_Given records_.

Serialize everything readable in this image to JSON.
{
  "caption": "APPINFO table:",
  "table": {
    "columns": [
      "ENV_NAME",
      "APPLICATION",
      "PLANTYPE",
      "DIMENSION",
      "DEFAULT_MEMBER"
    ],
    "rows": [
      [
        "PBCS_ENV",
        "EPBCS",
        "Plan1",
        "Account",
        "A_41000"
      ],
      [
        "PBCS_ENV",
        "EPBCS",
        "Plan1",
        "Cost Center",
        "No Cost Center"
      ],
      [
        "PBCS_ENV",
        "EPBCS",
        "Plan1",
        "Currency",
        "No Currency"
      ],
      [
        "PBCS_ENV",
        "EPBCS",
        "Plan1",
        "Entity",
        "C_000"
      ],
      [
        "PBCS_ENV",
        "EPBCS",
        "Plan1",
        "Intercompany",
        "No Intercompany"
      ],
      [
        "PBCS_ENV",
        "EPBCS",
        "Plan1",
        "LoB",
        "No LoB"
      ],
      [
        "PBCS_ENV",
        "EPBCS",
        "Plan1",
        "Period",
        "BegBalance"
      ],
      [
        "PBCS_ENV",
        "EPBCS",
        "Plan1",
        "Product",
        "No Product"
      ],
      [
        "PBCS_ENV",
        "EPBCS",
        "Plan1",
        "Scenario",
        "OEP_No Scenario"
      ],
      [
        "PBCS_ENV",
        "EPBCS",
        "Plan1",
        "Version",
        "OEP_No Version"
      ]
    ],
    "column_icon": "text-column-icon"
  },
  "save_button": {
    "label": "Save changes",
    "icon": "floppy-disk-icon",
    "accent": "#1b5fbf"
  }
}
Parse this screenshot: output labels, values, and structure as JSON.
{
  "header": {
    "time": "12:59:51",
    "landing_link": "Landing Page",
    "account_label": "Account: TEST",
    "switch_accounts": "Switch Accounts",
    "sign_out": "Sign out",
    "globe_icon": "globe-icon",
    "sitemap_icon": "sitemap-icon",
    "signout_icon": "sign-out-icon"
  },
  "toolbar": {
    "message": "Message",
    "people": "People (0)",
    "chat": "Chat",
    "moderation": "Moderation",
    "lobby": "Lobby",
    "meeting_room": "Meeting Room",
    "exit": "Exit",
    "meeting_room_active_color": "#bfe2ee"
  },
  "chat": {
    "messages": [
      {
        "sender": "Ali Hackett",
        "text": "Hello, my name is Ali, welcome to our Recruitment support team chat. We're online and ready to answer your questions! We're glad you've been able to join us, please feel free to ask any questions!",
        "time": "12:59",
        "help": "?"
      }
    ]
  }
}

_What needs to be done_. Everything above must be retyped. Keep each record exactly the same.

_Reply_.
Serialize everything readable in this image to JSON.
{
  "caption": "APPINFO table:",
  "table": {
    "columns": [
      "ENV_NAME",
      "APPLICATION",
      "PLANTYPE",
      "DIMENSION",
      "DEFAULT_MEMBER"
    ],
    "rows": [
      [
        "PBCS_ENV",
        "EPBCS",
        "Plan1",
        "Account",
        "A_41000"
      ],
      [
        "PBCS_ENV",
        "EPBCS",
        "Plan1",
        "Cost Center",
        "No Cost Center"
      ],
      [
        "PBCS_ENV",
        "EPBCS",
        "Plan1",
        "Currency",
        "No Currency"
      ],
      [
        "PBCS_ENV",
        "EPBCS",
        "Plan1",
        "Entity",
        "C_000"
      ],
      [
        "PBCS_ENV",
        "EPBCS",
        "Plan1",
        "Intercompany",
        "No Intercompany"
      ],
      [
        "PBCS_ENV",
        "EPBCS",
        "Plan1",
        "LoB",
        "No LoB"
      ],
      [
        "PBCS_ENV",
        "EPBCS",
        "Plan1",
        "Period",
        "BegBalance"
      ],
      [
        "PBCS_ENV",
        "EPBCS",
        "Plan1",
        "Product",
        "No Product"
      ],
      [
        "PBCS_ENV",
        "EPBCS",
        "Plan1",
        "Scenario",
        "OEP_No Scenario"
      ],
      [
        "PBCS_ENV",
        "EPBCS",
        "Plan1",
        "Version",
        "OEP_No Version"
      ]
    ],
    "column_icon": "text-column-icon"
  },
  "save_button": {
    "label": "Save changes",
    "icon": "floppy-disk-icon",
    "accent": "#1b5fbf"
  }
}
Parse this screenshot: output labels, values, and structure as JSON.
{
  "header": {
    "time": "12:59:51",
    "landing_link": "Landing Page",
    "account_label": "Account: TEST",
    "switch_accounts": "Switch Accounts",
    "sign_out": "Sign out",
    "globe_icon": "globe-icon",
    "sitemap_icon": "sitemap-icon",
    "signout_icon": "sign-out-icon"
  },
  "toolbar": {
    "message": "Message",
    "people": "People (0)",
    "chat": "Chat",
    "moderation": "Moderation",
    "lobby": "Lobby",
    "meeting_room": "Meeting Room",
    "exit": "Exit",
    "meeting_room_active_color": "#bfe2ee"
  },
  "chat": {
    "messages": [
      {
        "sender": "Ali Hackett",
        "text": "Hello, my name is Ali, welcome to our Recruitment support team chat. We're online and ready to answer your questions! We're glad you've been able to join us, please feel free to ask any questions!",
        "time": "12:59",
        "help": "?"
      }
    ]
  }
}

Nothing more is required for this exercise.